William (Bill) Phillips is CIO of University Health System, San Antonio, Texas, which recently attained Stage 6 designation in the HIMSS Analytics EMR Adoption Model.
Q: How involved were the physicians in the IT process, especially CPOE?
A: That was a difficult task. We took many approaches to training, we had classrooms, we had online CBTs and we also created our own training where we made PowerPoint’s on disk and started handing them out to physicians with basic instructions how to get in, how to do orders, things like that. The training was very difficult so what we did when we went live in these units, I went to the CNO and said as we begin this roll out “I need help at the bedside and at point of care.” So I asked the CNO for 16 nurses to be dedicated to me for a period of seven months. In a time of nursing shortage I got that. Our organization knew the importance of getting to the EMR. So we trained those 16 nurses to be power super users. So when we went to a floor I carved this off into many multidisciplinary teams and I had teams that would evaluate the security aspects, hardware, workflow. We would actually evaluate the workflow of every clinic, whether it was on paper and then what it would be like in the electronic. As you know, you never, ever take what you’re doing on paper and copy that into the electronic. It will not work. So we’d roll a unit and have 24/7 support of these nurses in the unit for two weeks and they’d be helping the physicians and the nurses. We’d go to the next unit and teams would move.
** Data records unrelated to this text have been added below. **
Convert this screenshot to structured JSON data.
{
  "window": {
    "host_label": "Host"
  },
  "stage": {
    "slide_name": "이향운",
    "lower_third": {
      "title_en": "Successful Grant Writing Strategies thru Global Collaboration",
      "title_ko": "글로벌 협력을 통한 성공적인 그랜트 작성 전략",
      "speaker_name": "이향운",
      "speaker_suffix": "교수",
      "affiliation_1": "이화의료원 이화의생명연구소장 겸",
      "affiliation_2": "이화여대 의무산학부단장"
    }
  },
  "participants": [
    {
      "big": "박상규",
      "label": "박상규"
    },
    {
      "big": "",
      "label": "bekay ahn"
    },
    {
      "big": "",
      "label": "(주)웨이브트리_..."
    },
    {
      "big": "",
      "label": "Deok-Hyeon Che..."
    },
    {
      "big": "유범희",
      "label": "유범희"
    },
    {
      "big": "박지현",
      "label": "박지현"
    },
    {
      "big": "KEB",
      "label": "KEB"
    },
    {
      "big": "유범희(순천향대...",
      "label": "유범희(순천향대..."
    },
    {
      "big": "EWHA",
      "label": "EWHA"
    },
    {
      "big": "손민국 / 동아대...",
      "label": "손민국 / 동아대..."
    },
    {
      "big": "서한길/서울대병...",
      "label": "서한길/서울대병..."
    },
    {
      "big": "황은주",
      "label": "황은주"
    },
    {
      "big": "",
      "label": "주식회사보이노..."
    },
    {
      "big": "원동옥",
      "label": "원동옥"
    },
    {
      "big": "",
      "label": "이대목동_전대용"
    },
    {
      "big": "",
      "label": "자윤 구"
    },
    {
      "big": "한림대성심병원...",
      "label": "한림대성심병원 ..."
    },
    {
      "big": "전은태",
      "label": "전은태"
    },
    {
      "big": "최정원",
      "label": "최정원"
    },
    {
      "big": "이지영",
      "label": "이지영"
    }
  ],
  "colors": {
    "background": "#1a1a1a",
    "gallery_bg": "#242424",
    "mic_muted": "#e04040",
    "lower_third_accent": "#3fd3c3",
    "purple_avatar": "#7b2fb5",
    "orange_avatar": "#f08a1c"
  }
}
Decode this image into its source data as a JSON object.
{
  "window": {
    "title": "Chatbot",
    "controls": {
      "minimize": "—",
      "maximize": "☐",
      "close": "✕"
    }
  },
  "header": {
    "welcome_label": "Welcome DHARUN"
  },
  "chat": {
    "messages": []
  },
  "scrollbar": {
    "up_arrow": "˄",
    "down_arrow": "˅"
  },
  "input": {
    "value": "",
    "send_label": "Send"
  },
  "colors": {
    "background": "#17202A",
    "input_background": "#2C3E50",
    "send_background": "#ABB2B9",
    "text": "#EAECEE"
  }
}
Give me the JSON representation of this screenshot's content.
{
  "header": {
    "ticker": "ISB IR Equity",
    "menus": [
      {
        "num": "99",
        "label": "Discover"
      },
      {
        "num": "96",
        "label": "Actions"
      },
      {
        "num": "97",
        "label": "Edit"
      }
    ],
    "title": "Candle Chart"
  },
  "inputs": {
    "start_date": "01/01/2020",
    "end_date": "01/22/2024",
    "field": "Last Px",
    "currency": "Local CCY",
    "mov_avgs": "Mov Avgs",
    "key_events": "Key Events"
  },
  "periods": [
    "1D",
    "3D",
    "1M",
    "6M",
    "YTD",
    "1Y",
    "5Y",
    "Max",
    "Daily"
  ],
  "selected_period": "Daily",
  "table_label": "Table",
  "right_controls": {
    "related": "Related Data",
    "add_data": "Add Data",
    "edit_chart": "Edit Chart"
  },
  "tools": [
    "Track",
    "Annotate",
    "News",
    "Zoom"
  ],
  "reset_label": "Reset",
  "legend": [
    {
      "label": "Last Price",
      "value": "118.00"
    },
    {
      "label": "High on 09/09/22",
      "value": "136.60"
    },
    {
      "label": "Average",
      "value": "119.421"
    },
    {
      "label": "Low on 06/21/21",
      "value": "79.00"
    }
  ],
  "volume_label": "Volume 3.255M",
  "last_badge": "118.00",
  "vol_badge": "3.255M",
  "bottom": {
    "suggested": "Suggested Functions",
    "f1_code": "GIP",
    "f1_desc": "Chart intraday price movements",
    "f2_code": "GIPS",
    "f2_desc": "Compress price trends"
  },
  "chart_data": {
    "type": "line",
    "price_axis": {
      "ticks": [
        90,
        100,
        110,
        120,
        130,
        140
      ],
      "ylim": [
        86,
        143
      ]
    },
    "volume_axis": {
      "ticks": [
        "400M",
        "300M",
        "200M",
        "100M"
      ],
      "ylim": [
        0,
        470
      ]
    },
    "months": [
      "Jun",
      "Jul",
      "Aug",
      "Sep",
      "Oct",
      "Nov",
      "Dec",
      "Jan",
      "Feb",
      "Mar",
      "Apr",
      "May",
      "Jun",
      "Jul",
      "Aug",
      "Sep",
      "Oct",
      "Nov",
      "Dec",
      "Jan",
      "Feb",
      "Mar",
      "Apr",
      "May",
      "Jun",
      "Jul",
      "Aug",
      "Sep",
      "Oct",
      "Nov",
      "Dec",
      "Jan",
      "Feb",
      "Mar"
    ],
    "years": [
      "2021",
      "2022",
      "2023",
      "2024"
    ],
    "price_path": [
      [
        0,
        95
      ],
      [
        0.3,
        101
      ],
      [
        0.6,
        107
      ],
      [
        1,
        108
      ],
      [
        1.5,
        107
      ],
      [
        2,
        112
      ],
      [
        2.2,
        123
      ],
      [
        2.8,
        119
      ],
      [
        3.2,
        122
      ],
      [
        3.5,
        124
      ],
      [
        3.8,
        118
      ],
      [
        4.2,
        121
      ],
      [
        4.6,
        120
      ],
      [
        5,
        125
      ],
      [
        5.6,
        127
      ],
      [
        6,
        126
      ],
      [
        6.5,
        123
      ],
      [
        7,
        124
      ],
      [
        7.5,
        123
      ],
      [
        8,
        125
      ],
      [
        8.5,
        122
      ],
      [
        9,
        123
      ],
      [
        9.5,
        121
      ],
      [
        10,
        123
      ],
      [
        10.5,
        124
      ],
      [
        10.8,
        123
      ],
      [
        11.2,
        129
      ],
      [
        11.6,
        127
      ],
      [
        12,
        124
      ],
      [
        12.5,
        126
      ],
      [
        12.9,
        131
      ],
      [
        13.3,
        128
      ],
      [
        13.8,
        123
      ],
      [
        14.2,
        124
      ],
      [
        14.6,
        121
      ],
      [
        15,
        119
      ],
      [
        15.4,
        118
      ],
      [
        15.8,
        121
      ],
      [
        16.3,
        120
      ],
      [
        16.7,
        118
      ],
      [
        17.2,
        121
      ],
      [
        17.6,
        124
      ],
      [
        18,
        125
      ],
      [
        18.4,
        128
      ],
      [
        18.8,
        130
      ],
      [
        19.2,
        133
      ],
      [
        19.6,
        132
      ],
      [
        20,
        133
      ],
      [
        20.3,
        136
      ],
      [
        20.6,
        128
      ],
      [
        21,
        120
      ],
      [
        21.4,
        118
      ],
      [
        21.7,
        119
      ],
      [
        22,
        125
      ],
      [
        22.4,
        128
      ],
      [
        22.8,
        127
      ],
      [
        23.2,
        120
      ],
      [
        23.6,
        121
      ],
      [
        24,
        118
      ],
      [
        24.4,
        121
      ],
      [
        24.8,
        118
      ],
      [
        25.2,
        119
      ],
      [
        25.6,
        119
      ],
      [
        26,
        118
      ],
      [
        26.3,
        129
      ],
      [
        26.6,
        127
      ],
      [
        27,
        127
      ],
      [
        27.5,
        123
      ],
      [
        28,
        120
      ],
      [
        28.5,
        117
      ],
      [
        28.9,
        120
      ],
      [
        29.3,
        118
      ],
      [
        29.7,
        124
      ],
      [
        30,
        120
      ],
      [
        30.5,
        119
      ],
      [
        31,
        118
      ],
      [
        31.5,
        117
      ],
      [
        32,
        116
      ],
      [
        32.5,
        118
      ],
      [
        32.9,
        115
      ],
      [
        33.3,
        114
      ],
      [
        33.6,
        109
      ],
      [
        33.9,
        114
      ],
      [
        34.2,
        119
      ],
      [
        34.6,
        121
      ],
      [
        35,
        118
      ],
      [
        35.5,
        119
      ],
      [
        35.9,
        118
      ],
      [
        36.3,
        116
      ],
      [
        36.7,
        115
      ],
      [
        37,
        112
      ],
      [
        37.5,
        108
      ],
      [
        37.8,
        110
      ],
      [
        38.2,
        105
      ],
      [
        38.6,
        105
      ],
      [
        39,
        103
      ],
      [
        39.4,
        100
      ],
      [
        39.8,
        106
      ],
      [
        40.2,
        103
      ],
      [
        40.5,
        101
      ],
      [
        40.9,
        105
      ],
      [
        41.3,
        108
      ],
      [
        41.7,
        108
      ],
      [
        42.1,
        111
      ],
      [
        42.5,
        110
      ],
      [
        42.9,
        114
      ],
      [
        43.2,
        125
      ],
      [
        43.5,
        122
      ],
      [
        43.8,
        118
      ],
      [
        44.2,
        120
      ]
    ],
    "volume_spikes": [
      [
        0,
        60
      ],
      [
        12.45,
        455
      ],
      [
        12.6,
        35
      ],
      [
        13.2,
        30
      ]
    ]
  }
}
And we kept this going and so from the physician training… you know trying to get a physician to sit still in a room for four hours just wasn’t going to work. We had shortened classes, we had online CBTs and we had disks that we gave them and the bedside point of care instructions.
Q: These are voluntary physicians?
A: We own our own medical practice group that supports our ambulatory clinics and then we contract with the University of Texas for all our inpatient physicians and our specialty physicians. So we are truly a closed medical staff.
Q: So you CAN tell them they have to do this or else.
A: And we DID tell them (laughs) And we found the younger physicians, they grew up with mouse in hand instead of bottle in hand and they adapted right away. We did have some physicians that couldn’t type and we had to work with them and use a little bit of transcription here and there. And we interfaced transcription services right into the EMR. So the physician buy in was very interesting in that it ranked by areas of service. We found surgeons were a little harder than OB. Then we started seeing the outcomes and benefits in the continuum of care, because our patient populations move between our clinics and our inpatient setting on a regular basis.
Q: Do they go to other hospitals or outpatient facilities?
A: They pretty much stay here. Our patients are normally repeats. We also get a lot of one-timers because of our geographical location and we are supporting 22 counties, so we get a lot of one-timers as well. Our patients move between our facilities. And you used to have to wait for the medical record to come to you. I use the emergency center as a prime example where we have 70,000 visits a year, patients would show up not knowing what medications they’re on, saying “all I can tell you is I take a blue pill or a green pill.” And you know they would never really know what they’re on. Now our ED physicians see what the patient was being treated for in the ambulatory setting, what the meds are so they know, even if the patient is comatose, they know the medical history instantly. And we really utilize alerts and prompts. On our specialty services, we even have diagrams of the heart so what happens is when you have a cath, as an example, you go back to your PCP and your PCP was never really knowing how long to leave the Plavix and where your stent is placed. So now they draw on the actual image of the heart where they put the stent in and we have an order set that says, 'leave on Plavix for three months or six months.' And even out of the ED from an alert standpoint, we page out of range alerts. So a prime example is traponin -- you come in for a heart attack, you used to get an EKG and a blood draw and someone would have to go and find your results so if they were out of range, guess where you’re going? Time is muscle, you’re going to the cath lab.
Q: What is it that gets you that last HIMSS Analytics stage? What is 4 to 5 and 5 to 6? And what’s the cost to benefit ration at the upper levels—does it cost a lot more to get to Stage 6?